Amid the talks of Fight Island, closed-door events on Native American territory, and booking weekly cards to give fight fans the blood for which they lust, Lyman Good, a welterweight from Harlem, N.Y., has tested positive for COVID-19. According to Good, the positive test came in March, yet, we’re just hearing about this now.


Good, along with his girlfriend, Elena Bulgor, and one of his coaches, an instructor at Tiger Schulmann’s MMA, all came up positive for the coronavirus after visiting a drive-through testing center. Good himself finally disclosed the results during a live interview with ESPN’s Ariel Helwani.


With Good — who was slated to face Belal Muhammad at UFC 249 on April 18 in Brooklyn — publicly announcing his positive test, and subsequent recovery, it’s important to question why the news has only come out now. Was this some sort of a cover up? Was there an attempt to keep this news quiet while the UFC figured out how to book its upcoming events on Fight Island? Or was Good downplaying the severity of his “injury” in hopes of getting another fight booked soon?

At the moment, there doesn’t appear to be any collusion on the part of the UFC. However, it’s impossible to not connect the dots from Good, who is already looking to return to action, to the coronavirus, to Fight Island. So why the mystery?

Why did it take close to three weeks for this to become public knowledge, especially after Good withdrew from his UFC 249 bout on April 4, citing an injury? Sure, he was not included on the revamped UFC 249 fight card that was announced on April 6, only to be cancelled a few days later, but why did Good announce that he was injured, when in fact, he’d tested positive for COVID-19?

There is no simple answer to these questions, but it further complicates the public perception of the UFC, as the world’s leading MMA promotion makes plans to get its fighters back inside the Octagon for a May 9 super card.


Now, in addition to all the public scrutiny that UFC President Dana White will receive for attempting to promote fights during this epidemic, we can now add an increased public audit of the next UFC event, given that Good not only tested positive, but how it was then kept quiet for weeks. All around, it’s not a good look.


When injury concerns surround a big-time bout, the organization will bring in its own doctors for a second opinion. But for this type of undercard fight, guys withdraw all the time, often without even disclosing a specific ailment.

It’s unlikely Good could have completely duped the UFC’s medical staff and snuck onto Fight Island, or its many charter flights, with a case of the coronavirus. The UFC’s medical team is too sophisticated for such things.


Even without a state athletic commission in place, the UFC has an experienced medical team that is trained to handle the demands of combat sports athletes.
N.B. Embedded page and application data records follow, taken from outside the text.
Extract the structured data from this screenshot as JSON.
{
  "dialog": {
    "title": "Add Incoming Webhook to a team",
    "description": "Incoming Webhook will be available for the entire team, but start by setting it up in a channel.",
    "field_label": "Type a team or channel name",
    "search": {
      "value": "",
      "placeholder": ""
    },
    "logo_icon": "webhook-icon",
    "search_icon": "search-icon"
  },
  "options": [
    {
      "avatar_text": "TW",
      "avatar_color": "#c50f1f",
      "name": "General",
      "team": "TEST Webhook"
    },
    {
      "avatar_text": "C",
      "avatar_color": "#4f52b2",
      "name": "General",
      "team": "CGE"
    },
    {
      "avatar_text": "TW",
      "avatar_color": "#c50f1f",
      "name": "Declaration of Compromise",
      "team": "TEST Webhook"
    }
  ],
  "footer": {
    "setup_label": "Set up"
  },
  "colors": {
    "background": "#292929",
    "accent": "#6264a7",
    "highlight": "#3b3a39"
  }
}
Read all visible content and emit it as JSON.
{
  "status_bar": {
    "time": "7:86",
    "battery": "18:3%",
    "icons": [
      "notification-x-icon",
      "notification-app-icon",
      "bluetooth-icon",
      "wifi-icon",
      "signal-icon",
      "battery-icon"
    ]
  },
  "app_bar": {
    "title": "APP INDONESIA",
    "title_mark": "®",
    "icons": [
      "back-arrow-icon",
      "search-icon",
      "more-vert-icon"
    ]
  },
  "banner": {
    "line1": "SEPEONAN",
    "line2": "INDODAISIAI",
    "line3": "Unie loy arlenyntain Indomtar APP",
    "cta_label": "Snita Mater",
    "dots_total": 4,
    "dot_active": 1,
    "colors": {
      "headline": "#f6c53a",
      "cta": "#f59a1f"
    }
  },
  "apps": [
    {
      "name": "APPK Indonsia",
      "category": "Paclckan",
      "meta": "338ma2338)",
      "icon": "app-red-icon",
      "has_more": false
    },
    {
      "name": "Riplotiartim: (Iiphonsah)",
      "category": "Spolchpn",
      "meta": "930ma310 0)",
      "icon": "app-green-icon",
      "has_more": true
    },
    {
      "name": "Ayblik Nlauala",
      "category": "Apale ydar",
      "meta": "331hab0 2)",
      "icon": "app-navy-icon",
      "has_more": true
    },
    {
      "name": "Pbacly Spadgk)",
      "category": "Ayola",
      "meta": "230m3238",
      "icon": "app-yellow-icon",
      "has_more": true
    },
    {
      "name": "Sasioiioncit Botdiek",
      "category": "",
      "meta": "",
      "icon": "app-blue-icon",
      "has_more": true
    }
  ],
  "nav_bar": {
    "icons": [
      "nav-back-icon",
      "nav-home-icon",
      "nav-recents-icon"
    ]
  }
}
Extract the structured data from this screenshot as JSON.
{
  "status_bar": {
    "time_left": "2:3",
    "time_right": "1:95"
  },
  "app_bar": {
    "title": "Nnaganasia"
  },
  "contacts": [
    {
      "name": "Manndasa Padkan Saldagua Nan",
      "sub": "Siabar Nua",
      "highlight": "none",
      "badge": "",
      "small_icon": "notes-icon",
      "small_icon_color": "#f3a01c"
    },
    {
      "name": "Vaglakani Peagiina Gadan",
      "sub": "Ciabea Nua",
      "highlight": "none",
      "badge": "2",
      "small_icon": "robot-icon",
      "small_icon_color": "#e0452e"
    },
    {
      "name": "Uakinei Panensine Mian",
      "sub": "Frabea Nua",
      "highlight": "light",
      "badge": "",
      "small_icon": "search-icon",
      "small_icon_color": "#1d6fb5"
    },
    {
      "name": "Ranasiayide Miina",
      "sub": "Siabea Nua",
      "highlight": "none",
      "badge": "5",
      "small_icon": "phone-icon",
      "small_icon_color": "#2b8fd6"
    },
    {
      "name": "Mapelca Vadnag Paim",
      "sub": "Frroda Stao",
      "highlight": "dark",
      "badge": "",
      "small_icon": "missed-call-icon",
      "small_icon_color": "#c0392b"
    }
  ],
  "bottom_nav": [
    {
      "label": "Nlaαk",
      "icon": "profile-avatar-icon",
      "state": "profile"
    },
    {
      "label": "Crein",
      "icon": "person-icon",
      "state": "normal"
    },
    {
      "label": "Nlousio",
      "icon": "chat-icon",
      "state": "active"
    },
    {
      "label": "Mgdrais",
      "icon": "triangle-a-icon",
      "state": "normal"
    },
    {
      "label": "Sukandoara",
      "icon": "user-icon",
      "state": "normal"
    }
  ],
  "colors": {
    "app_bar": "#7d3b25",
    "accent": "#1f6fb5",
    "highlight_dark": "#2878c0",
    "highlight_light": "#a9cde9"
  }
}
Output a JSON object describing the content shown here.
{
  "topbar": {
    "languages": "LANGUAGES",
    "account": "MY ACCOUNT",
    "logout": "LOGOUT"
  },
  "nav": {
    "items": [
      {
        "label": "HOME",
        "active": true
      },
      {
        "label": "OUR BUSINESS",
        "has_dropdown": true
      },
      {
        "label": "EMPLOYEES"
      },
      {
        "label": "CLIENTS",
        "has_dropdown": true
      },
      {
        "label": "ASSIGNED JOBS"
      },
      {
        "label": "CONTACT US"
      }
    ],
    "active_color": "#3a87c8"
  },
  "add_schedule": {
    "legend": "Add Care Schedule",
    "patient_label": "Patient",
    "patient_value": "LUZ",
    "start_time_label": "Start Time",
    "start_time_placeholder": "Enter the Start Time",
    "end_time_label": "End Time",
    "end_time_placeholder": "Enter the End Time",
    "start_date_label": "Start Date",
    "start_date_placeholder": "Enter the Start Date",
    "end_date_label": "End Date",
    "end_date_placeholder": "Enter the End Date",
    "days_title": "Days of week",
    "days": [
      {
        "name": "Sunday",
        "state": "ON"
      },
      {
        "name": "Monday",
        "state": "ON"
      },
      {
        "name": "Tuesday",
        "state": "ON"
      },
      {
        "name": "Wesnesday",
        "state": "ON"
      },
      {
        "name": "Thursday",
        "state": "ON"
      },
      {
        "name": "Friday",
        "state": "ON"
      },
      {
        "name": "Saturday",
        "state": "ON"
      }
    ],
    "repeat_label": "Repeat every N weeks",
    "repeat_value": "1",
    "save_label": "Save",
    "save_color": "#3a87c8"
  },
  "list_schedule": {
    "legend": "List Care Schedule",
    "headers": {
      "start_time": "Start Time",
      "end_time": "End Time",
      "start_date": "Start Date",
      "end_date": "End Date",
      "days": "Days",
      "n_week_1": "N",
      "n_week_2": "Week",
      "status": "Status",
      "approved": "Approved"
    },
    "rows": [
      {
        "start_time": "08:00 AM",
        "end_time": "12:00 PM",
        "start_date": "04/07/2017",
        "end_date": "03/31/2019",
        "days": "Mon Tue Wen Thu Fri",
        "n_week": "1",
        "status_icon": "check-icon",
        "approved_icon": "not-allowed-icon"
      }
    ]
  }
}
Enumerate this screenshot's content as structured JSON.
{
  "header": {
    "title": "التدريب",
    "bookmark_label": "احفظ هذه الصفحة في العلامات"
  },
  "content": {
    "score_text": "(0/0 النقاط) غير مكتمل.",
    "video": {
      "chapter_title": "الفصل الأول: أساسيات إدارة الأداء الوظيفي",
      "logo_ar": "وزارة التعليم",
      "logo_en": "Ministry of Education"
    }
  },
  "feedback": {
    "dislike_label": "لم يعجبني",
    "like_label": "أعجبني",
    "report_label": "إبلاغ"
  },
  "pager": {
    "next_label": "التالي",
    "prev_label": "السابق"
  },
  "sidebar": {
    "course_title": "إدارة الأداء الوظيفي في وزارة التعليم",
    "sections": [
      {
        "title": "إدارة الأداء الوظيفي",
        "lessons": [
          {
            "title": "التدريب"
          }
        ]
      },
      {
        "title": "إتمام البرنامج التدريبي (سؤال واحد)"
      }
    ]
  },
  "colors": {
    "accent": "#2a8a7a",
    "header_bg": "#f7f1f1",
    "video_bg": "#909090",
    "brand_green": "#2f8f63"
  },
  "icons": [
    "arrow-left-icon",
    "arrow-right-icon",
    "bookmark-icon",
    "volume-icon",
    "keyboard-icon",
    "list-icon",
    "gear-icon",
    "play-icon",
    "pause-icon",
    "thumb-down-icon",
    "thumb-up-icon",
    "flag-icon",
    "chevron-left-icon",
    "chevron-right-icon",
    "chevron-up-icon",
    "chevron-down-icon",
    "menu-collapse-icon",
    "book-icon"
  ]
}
They also have the resources and connections to obtain the necessary COVID-19 tests.

And, even if White can’t negotiate testing kits directly from President Trump when they meet to discuss how to reopen the American economy, there’s always UFC commentator/comedian/podcast guru Joe Rogan, who has already admitted to taking, and passing, two tests, albeit the lesser proven coronavirus antibody tests, which differ from the more reliable nasal swabbing tests.


Ultimately, Good is just another professional athlete to contract COVID-19. But unlike Rudy Gobert, Donovan Mitchell, and Kevin Durant, Good’s case may be met with added public scrutiny, given his participation in a sport that is trying its hardest to return to action before we all know the full impact of the current global pandemic.